## Work order
Where does the string "kind" appear in the records? Copy each line that holds it.

## Data for this exercise
"""

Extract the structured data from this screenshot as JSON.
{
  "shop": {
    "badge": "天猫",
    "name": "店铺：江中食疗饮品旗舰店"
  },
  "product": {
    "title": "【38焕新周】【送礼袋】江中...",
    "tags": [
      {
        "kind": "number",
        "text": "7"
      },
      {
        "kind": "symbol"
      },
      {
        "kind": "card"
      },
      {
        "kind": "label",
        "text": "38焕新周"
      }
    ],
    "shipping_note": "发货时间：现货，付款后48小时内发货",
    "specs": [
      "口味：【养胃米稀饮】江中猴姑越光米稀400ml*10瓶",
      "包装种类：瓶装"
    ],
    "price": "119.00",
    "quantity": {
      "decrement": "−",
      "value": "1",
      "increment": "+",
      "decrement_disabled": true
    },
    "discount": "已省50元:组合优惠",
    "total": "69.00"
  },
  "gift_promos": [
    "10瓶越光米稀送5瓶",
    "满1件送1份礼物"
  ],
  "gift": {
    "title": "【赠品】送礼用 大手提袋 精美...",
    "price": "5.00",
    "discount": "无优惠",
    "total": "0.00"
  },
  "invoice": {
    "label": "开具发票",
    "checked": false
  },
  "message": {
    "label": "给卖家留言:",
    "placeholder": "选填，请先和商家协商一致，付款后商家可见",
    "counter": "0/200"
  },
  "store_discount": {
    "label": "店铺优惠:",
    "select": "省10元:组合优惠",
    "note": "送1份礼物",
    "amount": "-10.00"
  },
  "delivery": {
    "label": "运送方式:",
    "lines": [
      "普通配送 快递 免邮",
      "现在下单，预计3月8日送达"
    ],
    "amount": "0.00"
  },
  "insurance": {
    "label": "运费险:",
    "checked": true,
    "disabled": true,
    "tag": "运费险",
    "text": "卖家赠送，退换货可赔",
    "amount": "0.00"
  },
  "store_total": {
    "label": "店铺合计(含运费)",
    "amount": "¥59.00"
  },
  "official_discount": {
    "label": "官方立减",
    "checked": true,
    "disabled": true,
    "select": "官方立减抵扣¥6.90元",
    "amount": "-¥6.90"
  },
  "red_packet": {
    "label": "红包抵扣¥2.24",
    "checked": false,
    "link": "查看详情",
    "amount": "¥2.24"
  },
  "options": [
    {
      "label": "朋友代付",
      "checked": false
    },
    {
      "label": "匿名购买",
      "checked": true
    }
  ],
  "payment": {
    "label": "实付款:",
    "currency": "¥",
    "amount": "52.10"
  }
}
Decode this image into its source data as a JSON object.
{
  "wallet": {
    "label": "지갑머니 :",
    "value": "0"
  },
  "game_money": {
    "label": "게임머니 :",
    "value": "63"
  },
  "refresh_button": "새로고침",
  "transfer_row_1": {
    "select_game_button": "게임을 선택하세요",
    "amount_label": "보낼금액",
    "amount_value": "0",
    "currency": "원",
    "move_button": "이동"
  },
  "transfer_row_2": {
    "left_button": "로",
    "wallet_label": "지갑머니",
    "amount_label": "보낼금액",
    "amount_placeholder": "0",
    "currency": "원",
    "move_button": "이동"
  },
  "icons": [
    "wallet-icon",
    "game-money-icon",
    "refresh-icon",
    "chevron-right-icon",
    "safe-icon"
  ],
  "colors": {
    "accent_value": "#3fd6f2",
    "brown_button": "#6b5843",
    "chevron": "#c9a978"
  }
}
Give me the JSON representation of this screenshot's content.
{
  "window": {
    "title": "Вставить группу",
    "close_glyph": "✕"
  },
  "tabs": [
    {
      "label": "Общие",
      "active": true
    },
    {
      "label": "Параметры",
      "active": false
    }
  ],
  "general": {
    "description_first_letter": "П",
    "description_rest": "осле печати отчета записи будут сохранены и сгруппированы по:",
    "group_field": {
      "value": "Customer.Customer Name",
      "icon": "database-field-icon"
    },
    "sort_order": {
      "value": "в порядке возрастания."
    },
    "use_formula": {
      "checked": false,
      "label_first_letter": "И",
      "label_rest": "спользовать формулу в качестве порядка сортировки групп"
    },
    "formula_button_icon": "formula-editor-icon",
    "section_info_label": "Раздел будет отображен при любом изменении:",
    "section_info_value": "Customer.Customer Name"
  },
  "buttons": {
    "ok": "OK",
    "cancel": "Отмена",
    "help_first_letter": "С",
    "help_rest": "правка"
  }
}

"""

## Your response
        "kind": "number",
        "kind": "symbol"
        "kind": "card"
        "kind": "label",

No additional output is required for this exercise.